Task details: Copy each line of the entries that contains the word "label".

(Component data from apps and pages)
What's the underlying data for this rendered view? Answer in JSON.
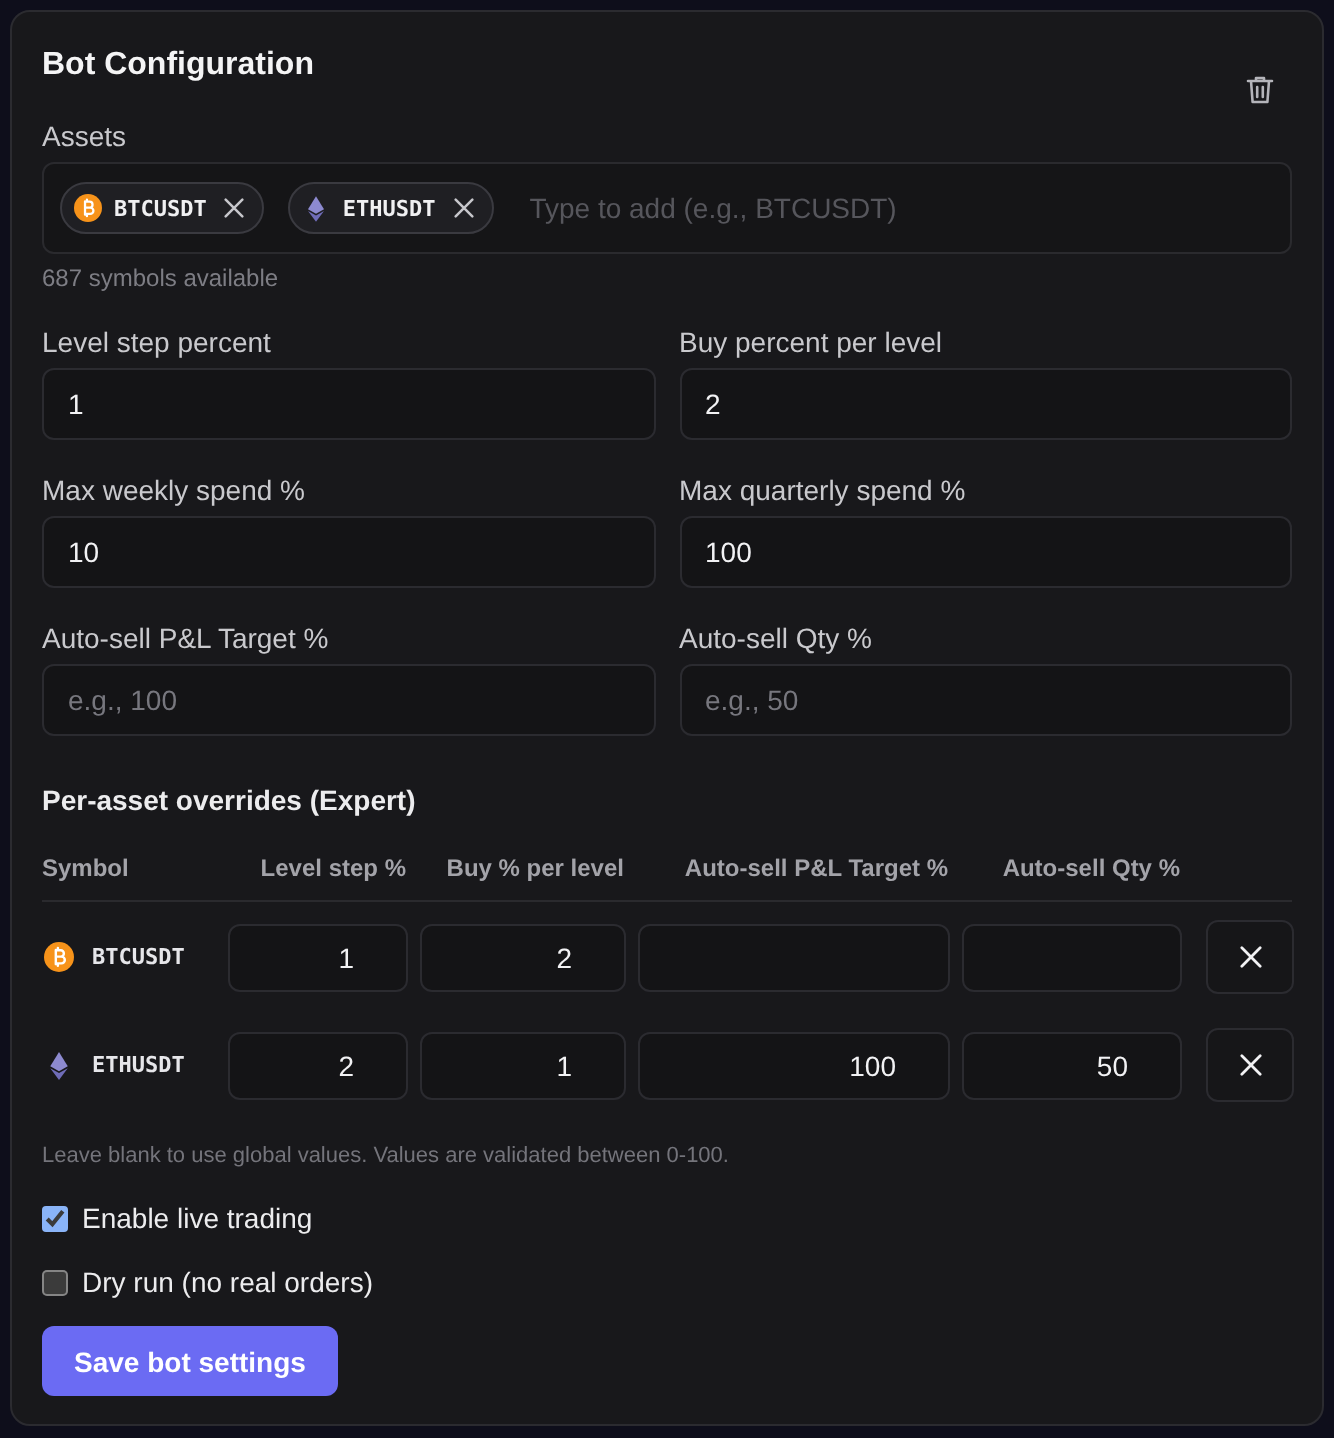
{
  "title": "Bot Configuration",
  "assets": {
    "label": "Assets",
    "chips": [
      {
        "symbol": "BTCUSDT",
        "kind": "btc"
      },
      {
        "symbol": "ETHUSDT",
        "kind": "eth"
      }
    ],
    "placeholder": "Type to add (e.g., BTCUSDT)",
    "hint": "687 symbols available"
  },
  "fields": [
    {
      "label": "Level step percent",
      "value": "1"
    },
    {
      "label": "Buy percent per level",
      "value": "2"
    },
    {
      "label": "Max weekly spend %",
      "value": "10"
    },
    {
      "label": "Max quarterly spend %",
      "value": "100"
    },
    {
      "label": "Auto-sell P&L Target %",
      "placeholder": "e.g., 100"
    },
    {
      "label": "Auto-sell Qty %",
      "placeholder": "e.g., 50"
    }
  ],
  "overrides": {
    "title": "Per-asset overrides (Expert)",
    "columns": [
      "Symbol",
      "Level step %",
      "Buy % per level",
      "Auto-sell P&L Target %",
      "Auto-sell Qty %"
    ],
    "rows": [
      {
        "symbol": "BTCUSDT",
        "kind": "btc",
        "level_step": "1",
        "buy_percent": "2"
      },
      {
        "symbol": "ETHUSDT",
        "kind": "eth",
        "level_step": "2",
        "buy_percent": "1",
        "auto_sell_target": "100",
        "auto_sell_qty": "50"
      }
    ],
    "note": "Leave blank to use global values. Values are validated between 0-100."
  },
  "checkboxes": [
    {
      "label": "Enable live trading",
      "checked": true
    },
    {
      "label": "Dry run (no real orders)",
      "checked": false
    }
  ],
  "save_button": "Save bot settings"
}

Answer area:
    "label": "Assets",
      "label": "Level step percent",
      "label": "Buy percent per level",
      "label": "Max weekly spend %",
      "label": "Max quarterly spend %",
      "label": "Auto-sell P&L Target %",
      "label": "Auto-sell Qty %",
      "label": "Enable live trading",
      "label": "Dry run (no real orders)",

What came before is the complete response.